Your answer should be a single number: the count of lines in the material below that hold "Настройки".

* _INPUT DATA_
━━━━━━━━━━━━━━━━

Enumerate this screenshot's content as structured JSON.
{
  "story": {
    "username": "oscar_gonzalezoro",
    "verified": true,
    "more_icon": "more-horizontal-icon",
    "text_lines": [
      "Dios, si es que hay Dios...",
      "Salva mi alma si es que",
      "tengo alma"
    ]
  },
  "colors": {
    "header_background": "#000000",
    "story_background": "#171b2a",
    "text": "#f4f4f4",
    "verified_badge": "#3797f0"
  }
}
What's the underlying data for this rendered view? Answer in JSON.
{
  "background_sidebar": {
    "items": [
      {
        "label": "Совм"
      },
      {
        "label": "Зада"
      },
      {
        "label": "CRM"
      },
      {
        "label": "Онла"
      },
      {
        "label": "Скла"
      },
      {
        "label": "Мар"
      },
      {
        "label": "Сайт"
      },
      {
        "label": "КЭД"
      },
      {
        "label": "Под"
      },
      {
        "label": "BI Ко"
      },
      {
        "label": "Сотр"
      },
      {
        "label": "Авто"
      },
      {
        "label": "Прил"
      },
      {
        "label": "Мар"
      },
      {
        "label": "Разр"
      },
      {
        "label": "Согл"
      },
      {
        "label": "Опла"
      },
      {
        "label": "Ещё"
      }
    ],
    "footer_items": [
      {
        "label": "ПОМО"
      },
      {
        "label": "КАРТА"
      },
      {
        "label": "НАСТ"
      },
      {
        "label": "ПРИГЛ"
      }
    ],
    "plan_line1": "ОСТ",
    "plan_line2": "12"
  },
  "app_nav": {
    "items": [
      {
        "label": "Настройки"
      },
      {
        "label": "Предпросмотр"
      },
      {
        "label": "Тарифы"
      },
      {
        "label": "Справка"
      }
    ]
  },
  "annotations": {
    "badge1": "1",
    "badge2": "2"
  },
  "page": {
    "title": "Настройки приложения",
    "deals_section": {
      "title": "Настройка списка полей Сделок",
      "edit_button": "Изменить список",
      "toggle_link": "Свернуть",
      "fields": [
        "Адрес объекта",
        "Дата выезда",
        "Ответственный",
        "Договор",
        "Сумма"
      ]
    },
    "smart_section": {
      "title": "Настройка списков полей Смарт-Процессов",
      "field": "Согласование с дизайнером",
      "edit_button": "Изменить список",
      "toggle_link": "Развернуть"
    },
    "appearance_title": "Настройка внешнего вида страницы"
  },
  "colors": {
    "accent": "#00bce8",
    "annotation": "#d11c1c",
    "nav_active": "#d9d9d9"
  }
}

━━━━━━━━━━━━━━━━

* _RESPONSE TO THE EXERCISE_
2